Data records for software interfaces:
----
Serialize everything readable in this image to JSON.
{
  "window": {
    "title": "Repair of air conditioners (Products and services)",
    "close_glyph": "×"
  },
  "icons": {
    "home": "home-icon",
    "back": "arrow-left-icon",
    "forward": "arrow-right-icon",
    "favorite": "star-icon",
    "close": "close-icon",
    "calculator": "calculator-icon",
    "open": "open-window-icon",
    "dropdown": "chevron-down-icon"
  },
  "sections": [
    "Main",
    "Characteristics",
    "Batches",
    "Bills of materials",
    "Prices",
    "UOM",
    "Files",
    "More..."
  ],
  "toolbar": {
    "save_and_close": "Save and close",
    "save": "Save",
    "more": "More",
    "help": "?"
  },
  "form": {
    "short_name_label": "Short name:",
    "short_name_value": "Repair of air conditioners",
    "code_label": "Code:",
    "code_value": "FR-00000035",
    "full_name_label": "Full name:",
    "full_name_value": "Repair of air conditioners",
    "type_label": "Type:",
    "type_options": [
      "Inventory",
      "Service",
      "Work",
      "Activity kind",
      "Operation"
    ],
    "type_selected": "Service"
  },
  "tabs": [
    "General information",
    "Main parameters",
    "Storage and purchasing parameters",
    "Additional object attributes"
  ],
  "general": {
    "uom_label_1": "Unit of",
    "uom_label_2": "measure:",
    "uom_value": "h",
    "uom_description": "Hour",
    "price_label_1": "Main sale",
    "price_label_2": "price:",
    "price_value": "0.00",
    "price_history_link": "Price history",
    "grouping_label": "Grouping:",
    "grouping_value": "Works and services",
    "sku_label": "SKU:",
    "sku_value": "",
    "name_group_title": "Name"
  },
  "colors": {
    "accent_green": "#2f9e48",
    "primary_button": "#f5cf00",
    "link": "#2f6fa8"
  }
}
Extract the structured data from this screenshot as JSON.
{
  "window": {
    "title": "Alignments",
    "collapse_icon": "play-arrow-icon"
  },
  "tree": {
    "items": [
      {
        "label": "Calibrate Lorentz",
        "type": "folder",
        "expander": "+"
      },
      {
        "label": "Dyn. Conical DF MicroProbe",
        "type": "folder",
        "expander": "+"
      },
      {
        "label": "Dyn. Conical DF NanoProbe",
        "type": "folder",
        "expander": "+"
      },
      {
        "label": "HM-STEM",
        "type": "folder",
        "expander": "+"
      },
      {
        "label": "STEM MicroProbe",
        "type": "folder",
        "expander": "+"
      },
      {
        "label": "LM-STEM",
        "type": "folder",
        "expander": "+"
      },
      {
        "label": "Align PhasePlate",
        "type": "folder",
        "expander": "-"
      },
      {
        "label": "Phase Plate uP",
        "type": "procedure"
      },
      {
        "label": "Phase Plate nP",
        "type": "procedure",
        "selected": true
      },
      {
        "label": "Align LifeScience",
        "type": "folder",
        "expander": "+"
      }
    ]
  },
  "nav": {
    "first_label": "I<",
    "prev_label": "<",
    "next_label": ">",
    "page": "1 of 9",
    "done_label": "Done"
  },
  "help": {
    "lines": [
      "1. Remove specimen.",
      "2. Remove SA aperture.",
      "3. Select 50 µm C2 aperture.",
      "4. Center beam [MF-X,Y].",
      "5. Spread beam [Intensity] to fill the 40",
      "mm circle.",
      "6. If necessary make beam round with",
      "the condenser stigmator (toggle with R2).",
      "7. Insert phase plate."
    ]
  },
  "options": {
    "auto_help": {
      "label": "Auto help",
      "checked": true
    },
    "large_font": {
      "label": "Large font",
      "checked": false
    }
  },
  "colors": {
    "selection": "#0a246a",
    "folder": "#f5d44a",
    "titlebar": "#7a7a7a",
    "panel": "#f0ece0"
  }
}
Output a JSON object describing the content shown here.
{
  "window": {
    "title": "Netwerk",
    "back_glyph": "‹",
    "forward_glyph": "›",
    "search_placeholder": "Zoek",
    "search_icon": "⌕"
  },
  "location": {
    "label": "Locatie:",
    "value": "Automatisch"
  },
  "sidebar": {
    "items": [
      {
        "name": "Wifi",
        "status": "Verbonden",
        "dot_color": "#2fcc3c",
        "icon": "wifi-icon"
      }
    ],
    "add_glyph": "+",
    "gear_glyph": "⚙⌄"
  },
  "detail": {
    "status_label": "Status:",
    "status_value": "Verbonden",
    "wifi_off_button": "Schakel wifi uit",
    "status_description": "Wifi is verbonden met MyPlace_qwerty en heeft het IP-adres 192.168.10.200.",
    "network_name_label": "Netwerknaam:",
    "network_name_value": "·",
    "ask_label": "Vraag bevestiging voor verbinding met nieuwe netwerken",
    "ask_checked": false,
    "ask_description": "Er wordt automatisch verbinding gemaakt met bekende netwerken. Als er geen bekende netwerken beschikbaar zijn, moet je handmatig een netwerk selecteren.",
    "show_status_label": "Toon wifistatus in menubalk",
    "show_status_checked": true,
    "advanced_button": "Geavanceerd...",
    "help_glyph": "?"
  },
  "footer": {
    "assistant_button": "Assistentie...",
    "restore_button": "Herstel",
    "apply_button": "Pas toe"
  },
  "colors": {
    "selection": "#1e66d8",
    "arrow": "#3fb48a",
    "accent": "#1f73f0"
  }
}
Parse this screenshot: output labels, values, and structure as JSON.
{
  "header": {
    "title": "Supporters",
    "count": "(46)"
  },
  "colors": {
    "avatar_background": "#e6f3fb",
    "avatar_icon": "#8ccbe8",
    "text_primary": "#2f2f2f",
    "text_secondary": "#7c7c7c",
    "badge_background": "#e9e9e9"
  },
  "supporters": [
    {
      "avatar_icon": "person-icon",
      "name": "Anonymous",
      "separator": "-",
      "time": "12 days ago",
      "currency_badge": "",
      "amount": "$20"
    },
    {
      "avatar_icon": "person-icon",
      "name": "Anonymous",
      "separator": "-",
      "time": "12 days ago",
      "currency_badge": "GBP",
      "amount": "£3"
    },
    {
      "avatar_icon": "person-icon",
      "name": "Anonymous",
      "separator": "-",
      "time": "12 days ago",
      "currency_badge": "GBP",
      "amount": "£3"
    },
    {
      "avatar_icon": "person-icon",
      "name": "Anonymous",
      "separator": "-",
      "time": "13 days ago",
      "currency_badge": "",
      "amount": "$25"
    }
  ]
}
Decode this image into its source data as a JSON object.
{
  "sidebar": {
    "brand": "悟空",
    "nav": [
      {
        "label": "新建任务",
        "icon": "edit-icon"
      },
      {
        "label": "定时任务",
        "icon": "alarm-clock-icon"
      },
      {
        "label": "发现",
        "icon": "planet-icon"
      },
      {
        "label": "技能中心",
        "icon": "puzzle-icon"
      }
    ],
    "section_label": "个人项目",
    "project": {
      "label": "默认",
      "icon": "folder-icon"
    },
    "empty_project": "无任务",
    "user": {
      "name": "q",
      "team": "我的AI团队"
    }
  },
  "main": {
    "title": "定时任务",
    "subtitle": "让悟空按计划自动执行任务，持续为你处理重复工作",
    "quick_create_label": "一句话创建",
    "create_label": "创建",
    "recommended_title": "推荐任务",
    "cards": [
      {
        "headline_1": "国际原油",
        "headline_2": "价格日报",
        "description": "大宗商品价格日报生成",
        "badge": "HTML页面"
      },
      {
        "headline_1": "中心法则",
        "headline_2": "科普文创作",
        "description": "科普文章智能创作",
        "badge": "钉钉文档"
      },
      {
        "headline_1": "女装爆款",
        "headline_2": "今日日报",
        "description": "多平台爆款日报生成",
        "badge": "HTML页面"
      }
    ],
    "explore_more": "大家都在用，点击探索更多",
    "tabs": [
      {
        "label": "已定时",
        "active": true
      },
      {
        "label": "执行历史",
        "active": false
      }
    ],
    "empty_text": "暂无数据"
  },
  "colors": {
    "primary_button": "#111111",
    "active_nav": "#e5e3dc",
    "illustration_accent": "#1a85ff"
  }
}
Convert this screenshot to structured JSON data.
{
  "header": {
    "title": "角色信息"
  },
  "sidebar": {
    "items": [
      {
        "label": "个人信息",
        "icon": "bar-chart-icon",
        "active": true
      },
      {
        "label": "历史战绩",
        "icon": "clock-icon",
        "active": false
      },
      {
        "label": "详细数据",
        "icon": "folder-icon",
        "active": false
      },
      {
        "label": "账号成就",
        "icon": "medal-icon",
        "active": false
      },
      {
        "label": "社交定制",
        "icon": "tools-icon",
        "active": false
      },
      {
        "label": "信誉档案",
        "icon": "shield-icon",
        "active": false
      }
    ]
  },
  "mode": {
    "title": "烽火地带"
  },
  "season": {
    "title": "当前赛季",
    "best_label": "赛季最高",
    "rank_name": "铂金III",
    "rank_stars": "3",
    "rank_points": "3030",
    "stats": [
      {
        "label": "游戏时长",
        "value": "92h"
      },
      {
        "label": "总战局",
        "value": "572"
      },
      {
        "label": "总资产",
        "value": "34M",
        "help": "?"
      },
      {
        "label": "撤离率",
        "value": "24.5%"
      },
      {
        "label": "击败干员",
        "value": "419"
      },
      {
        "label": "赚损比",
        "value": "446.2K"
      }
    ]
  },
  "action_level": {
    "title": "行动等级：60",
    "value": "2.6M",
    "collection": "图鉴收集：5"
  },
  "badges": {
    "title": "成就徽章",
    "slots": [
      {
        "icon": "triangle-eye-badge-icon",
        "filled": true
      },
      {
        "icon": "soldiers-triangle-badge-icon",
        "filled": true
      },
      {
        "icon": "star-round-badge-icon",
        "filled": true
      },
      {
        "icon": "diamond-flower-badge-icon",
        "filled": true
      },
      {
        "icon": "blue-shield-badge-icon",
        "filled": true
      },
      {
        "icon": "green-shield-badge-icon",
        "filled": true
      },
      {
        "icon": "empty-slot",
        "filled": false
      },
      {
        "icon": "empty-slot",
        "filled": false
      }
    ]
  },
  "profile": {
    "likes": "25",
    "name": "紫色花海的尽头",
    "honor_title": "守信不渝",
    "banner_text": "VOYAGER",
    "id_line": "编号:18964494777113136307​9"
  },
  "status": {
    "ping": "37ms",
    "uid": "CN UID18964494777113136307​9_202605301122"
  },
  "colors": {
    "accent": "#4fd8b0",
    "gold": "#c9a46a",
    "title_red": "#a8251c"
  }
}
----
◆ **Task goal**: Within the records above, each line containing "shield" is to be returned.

◆ **Response to this exercise**:
        "icon": "shield-icon",
        "icon": "blue-shield-badge-icon",
        "icon": "green-shield-badge-icon",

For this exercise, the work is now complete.